As well as the rich biodiversity, Andy described the distinctive vernacular architecture and cultural traditions of the different ethnic communities – predominately Hungarian, Romanian and Saxon, touching on traditional dishes, needlework and art. The Transylvanian villages of the Apuseni feature steep-sided roofs without chimneys, thatched with longstraw laid flat (in contrast to the vertical slope of Scottish thatch) and laced with juniper to discourage mice. Smoke rises and dissipates through the thatch avoiding a fug below.
The major town of Cluja Naponica and the fortress city of Alba Iulia were architecturally stunning and represented a major potential tourist draw. Outside the main towns, villages were steeped in history and in the extensive natural woodland, wolves and bears were common. European bison have also recently been re-released.
So what had the two learned? Kate pointed out that this alternative model for agriculture, although hard work, resulted in a very sustainable existence that met all the villagers’ needs. It also was incredibly rich in biodiversity and is very low-carbon farming. She was keen to emphasise the lessons to be learned around the use of woodland as a managed resource for both timber and pasture. Of course the area is not without its challenges: both speakers had observed much depopulation and some abandonment of land but there were many positives to be drawn from this sort of land use. One challenge is the small scale of the holdings – less than 4ha and therefore ineligible for European agri-environment measures.
Debates after the talk were enlivened by the presence of Graham Carnie, Director of the Romanian Development Group, as well as SNH’s own Chief Executive Francesca Osowska, and several of the audience had travelled some distance to attend. There was discussion on how culture, traditional villages and landuse were all at threat as young people left the area in search of employment. With such a unique biodiversity resource represented by the hay fields of Transylvania, how could we in Scotland play our part as good Europeans in supporting Romania in valuing this asset?

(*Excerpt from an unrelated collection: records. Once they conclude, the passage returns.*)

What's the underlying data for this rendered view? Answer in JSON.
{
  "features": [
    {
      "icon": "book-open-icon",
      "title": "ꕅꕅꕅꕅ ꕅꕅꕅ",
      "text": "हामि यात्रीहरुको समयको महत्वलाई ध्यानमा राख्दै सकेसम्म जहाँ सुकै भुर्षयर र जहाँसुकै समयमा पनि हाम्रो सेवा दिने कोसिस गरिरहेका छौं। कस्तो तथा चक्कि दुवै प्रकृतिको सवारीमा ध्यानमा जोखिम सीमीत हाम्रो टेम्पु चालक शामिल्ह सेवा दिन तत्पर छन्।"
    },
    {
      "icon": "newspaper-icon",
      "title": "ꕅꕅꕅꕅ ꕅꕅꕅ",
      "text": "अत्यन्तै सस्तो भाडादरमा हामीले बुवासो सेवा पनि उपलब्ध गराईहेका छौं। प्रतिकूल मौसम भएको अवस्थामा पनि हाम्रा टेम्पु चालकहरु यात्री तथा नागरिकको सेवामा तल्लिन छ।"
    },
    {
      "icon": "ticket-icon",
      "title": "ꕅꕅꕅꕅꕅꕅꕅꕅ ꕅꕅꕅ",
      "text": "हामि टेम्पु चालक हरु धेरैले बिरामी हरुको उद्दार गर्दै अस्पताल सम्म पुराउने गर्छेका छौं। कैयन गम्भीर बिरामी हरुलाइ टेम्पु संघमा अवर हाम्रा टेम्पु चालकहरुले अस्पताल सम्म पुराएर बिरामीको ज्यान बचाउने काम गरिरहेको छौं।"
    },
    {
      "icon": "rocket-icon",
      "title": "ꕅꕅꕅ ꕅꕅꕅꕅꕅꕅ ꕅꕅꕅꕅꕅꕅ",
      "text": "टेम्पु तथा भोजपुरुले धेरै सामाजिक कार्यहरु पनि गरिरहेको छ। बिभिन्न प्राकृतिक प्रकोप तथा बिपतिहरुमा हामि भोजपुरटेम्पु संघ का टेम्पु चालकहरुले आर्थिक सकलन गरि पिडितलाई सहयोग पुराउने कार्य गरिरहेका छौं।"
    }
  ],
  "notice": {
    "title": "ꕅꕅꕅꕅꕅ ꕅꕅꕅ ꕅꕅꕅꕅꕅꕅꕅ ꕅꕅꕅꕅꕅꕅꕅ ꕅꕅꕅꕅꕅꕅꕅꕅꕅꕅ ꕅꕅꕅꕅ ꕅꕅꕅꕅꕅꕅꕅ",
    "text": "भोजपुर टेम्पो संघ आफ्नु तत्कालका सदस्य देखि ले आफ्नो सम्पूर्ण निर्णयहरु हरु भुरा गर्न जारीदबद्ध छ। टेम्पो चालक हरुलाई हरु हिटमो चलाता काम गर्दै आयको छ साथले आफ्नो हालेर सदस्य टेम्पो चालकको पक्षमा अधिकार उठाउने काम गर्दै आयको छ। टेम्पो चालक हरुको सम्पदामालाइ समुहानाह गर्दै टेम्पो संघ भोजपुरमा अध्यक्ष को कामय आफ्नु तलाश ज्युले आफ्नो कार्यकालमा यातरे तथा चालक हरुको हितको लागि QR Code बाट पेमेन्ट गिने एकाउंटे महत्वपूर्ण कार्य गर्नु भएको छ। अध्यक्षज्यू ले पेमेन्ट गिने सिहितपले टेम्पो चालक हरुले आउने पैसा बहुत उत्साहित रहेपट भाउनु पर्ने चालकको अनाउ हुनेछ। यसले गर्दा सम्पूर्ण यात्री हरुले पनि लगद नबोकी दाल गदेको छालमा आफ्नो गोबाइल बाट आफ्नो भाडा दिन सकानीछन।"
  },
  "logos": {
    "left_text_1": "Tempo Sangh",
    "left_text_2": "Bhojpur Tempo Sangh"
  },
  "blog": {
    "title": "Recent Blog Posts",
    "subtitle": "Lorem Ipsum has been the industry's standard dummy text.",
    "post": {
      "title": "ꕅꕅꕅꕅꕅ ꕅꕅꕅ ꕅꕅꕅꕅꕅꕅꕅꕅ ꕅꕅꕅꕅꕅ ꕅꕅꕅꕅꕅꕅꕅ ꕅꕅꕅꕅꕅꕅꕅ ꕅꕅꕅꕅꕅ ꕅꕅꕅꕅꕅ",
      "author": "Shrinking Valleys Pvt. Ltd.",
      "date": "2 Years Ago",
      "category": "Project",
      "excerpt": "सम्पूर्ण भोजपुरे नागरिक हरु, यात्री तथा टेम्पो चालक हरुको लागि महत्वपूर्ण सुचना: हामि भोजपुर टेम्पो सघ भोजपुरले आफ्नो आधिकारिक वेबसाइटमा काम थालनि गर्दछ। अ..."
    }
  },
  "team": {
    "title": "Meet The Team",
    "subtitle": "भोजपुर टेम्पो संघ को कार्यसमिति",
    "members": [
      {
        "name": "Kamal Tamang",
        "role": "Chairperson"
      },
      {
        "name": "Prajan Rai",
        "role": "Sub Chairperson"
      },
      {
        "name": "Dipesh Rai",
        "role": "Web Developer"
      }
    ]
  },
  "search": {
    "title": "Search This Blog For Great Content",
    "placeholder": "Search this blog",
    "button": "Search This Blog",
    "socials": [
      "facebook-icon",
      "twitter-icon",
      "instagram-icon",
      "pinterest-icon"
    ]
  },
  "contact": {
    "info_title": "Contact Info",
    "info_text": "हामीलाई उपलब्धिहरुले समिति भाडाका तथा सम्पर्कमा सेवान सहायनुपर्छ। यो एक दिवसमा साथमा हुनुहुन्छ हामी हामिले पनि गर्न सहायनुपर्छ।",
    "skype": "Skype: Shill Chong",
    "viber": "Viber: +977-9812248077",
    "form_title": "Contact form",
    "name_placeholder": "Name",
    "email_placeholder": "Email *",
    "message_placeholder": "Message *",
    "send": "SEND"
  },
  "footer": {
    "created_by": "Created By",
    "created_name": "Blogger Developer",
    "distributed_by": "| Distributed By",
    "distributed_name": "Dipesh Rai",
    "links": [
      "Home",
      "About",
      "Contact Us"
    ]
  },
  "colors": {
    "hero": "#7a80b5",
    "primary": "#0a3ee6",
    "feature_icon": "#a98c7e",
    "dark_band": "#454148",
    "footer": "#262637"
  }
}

One thing that we in Scotland can do is raise awareness of this resource, which helps it being recognised at home and in Europe. There were many opportunities for diversification based on local produce and crafts, and the traditional thatched barns and houses would make excellent holiday cottages. However, there was also much discussion of what could be learned for Scotland. Particularly striking was the people-centred management of the land, and the group asked how we might foster this in Scotland. In terms of future action the group agreed to stay in touch by email and Andy hoped to organise a biological recording trip to the area in 2019 (and would welcome anyone interested to get in touch). But the evening was also simply an opportunity to celebrate the nature of another special part of Europe and the fraternity and understanding it had generated.